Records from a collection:
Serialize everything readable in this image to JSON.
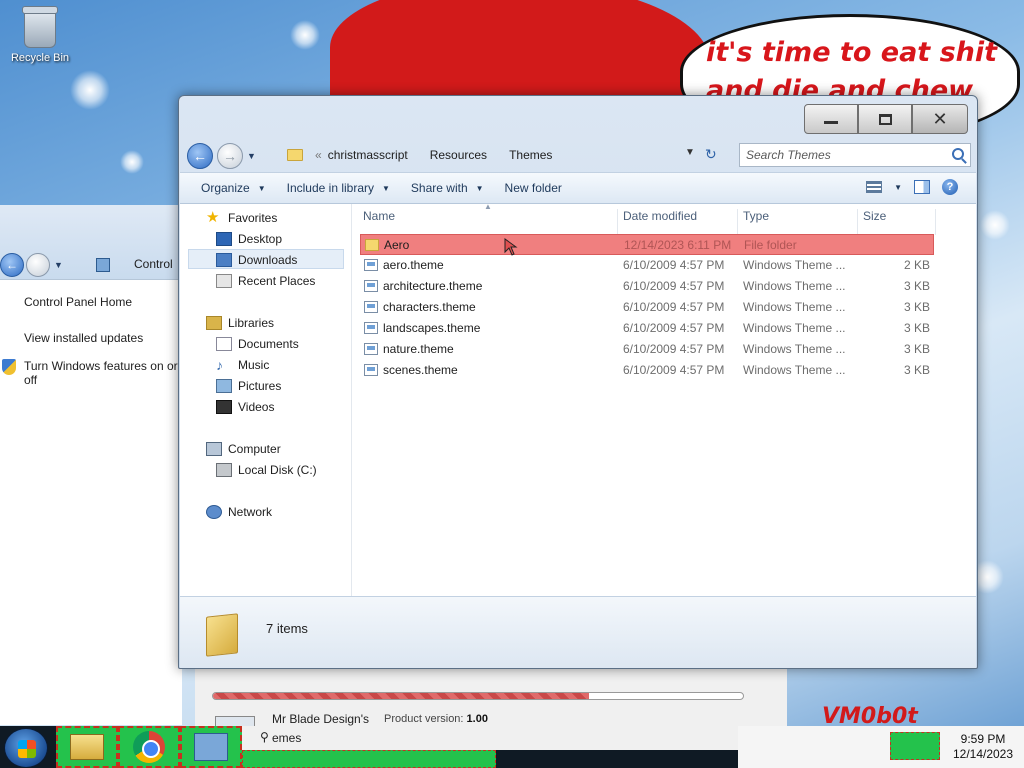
{
  "desktop": {
    "recycle_bin_label": "Recycle Bin",
    "speech_bubble_text": "it's time to eat shit and die and chew",
    "watermark": "VM0b0t"
  },
  "control_panel": {
    "title": "Control",
    "links": [
      "Control Panel Home",
      "View installed updates",
      "Turn Windows features on or off"
    ]
  },
  "installer": {
    "product_name": "Mr Blade Design's",
    "version_label": "Product version:",
    "version_value": "1.00",
    "progress": 0.71
  },
  "explorer": {
    "breadcrumb": [
      "christmasscript",
      "Resources",
      "Themes"
    ],
    "search_placeholder": "Search Themes",
    "commands": {
      "organize": "Organize",
      "include_in_library": "Include in library",
      "share_with": "Share with",
      "new_folder": "New folder"
    },
    "nav": {
      "favorites": "Favorites",
      "desktop": "Desktop",
      "downloads": "Downloads",
      "recent_places": "Recent Places",
      "libraries": "Libraries",
      "documents": "Documents",
      "music": "Music",
      "pictures": "Pictures",
      "videos": "Videos",
      "computer": "Computer",
      "local_disk": "Local Disk (C:)",
      "network": "Network"
    },
    "columns": {
      "name": "Name",
      "date_modified": "Date modified",
      "type": "Type",
      "size": "Size"
    },
    "files": [
      {
        "name": "Aero",
        "date": "12/14/2023 6:11 PM",
        "type": "File folder",
        "size": ""
      },
      {
        "name": "aero.theme",
        "date": "6/10/2009 4:57 PM",
        "type": "Windows Theme ...",
        "size": "2 KB"
      },
      {
        "name": "architecture.theme",
        "date": "6/10/2009 4:57 PM",
        "type": "Windows Theme ...",
        "size": "3 KB"
      },
      {
        "name": "characters.theme",
        "date": "6/10/2009 4:57 PM",
        "type": "Windows Theme ...",
        "size": "3 KB"
      },
      {
        "name": "landscapes.theme",
        "date": "6/10/2009 4:57 PM",
        "type": "Windows Theme ...",
        "size": "3 KB"
      },
      {
        "name": "nature.theme",
        "date": "6/10/2009 4:57 PM",
        "type": "Windows Theme ...",
        "size": "3 KB"
      },
      {
        "name": "scenes.theme",
        "date": "6/10/2009 4:57 PM",
        "type": "Windows Theme ...",
        "size": "3 KB"
      }
    ],
    "item_count": "7 items"
  },
  "taskbar": {
    "search_text": "emes",
    "clock_time": "9:59 PM",
    "clock_date": "12/14/2023"
  }
}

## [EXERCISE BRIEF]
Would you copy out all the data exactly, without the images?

## [PROBLEM SOLUTION]
Serialize everything readable in this image to JSON.
{
  "desktop": {
    "recycle_bin_label": "Recycle Bin",
    "speech_bubble_text": "it's time to eat shit and die and chew",
    "watermark": "VM0b0t"
  },
  "control_panel": {
    "title": "Control",
    "links": [
      "Control Panel Home",
      "View installed updates",
      "Turn Windows features on or off"
    ]
  },
  "installer": {
    "product_name": "Mr Blade Design's",
    "version_label": "Product version:",
    "version_value": "1.00",
    "progress": 0.71
  },
  "explorer": {
    "breadcrumb": [
      "christmasscript",
      "Resources",
      "Themes"
    ],
    "search_placeholder": "Search Themes",
    "commands": {
      "organize": "Organize",
      "include_in_library": "Include in library",
      "share_with": "Share with",
      "new_folder": "New folder"
    },
    "nav": {
      "favorites": "Favorites",
      "desktop": "Desktop",
      "downloads": "Downloads",
      "recent_places": "Recent Places",
      "libraries": "Libraries",
      "documents": "Documents",
      "music": "Music",
      "pictures": "Pictures",
      "videos": "Videos",
      "computer": "Computer",
      "local_disk": "Local Disk (C:)",
      "network": "Network"
    },
    "columns": {
      "name": "Name",
      "date_modified": "Date modified",
      "type": "Type",
      "size": "Size"
    },
    "files": [
      {
        "name": "Aero",
        "date": "12/14/2023 6:11 PM",
        "type": "File folder",
        "size": ""
      },
      {
        "name": "aero.theme",
        "date": "6/10/2009 4:57 PM",
        "type": "Windows Theme ...",
        "size": "2 KB"
      },
      {
        "name": "architecture.theme",
        "date": "6/10/2009 4:57 PM",
        "type": "Windows Theme ...",
        "size": "3 KB"
      },
      {
        "name": "characters.theme",
        "date": "6/10/2009 4:57 PM",
        "type": "Windows Theme ...",
        "size": "3 KB"
      },
      {
        "name": "landscapes.theme",
        "date": "6/10/2009 4:57 PM",
        "type": "Windows Theme ...",
        "size": "3 KB"
      },
      {
        "name": "nature.theme",
        "date": "6/10/2009 4:57 PM",
        "type": "Windows Theme ...",
        "size": "3 KB"
      },
      {
        "name": "scenes.theme",
        "date": "6/10/2009 4:57 PM",
        "type": "Windows Theme ...",
        "size": "3 KB"
      }
    ],
    "item_count": "7 items"
  },
  "taskbar": {
    "search_text": "emes",
    "clock_time": "9:59 PM",
    "clock_date": "12/14/2023"
  }
}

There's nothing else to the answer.